* _TASK DETAILS_
Your answer should be every line of the entries that has the string "section" in it.

[Data excerpts]
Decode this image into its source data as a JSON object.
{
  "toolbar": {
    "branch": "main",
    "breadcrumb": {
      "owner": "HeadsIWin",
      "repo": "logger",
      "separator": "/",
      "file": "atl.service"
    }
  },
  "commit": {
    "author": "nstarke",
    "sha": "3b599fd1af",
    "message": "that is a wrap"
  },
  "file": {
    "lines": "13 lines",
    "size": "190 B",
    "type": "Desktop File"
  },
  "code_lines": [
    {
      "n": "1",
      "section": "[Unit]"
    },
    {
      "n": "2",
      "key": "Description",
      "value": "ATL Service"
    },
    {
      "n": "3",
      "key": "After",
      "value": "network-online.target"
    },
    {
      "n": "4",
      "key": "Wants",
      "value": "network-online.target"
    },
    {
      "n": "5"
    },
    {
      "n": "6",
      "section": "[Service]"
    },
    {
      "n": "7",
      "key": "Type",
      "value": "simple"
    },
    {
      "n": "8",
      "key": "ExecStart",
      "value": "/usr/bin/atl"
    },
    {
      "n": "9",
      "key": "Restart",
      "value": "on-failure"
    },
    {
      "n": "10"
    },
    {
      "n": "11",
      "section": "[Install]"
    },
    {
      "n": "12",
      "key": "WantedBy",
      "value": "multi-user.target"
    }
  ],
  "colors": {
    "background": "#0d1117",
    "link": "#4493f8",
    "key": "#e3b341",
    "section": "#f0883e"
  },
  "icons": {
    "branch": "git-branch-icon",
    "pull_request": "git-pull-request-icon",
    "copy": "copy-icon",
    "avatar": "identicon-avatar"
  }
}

* _ANSWER TO THE PROBLEM_
      "section": "[Unit]"
      "section": "[Service]"
      "section": "[Install]"
    "section": "#f0883e"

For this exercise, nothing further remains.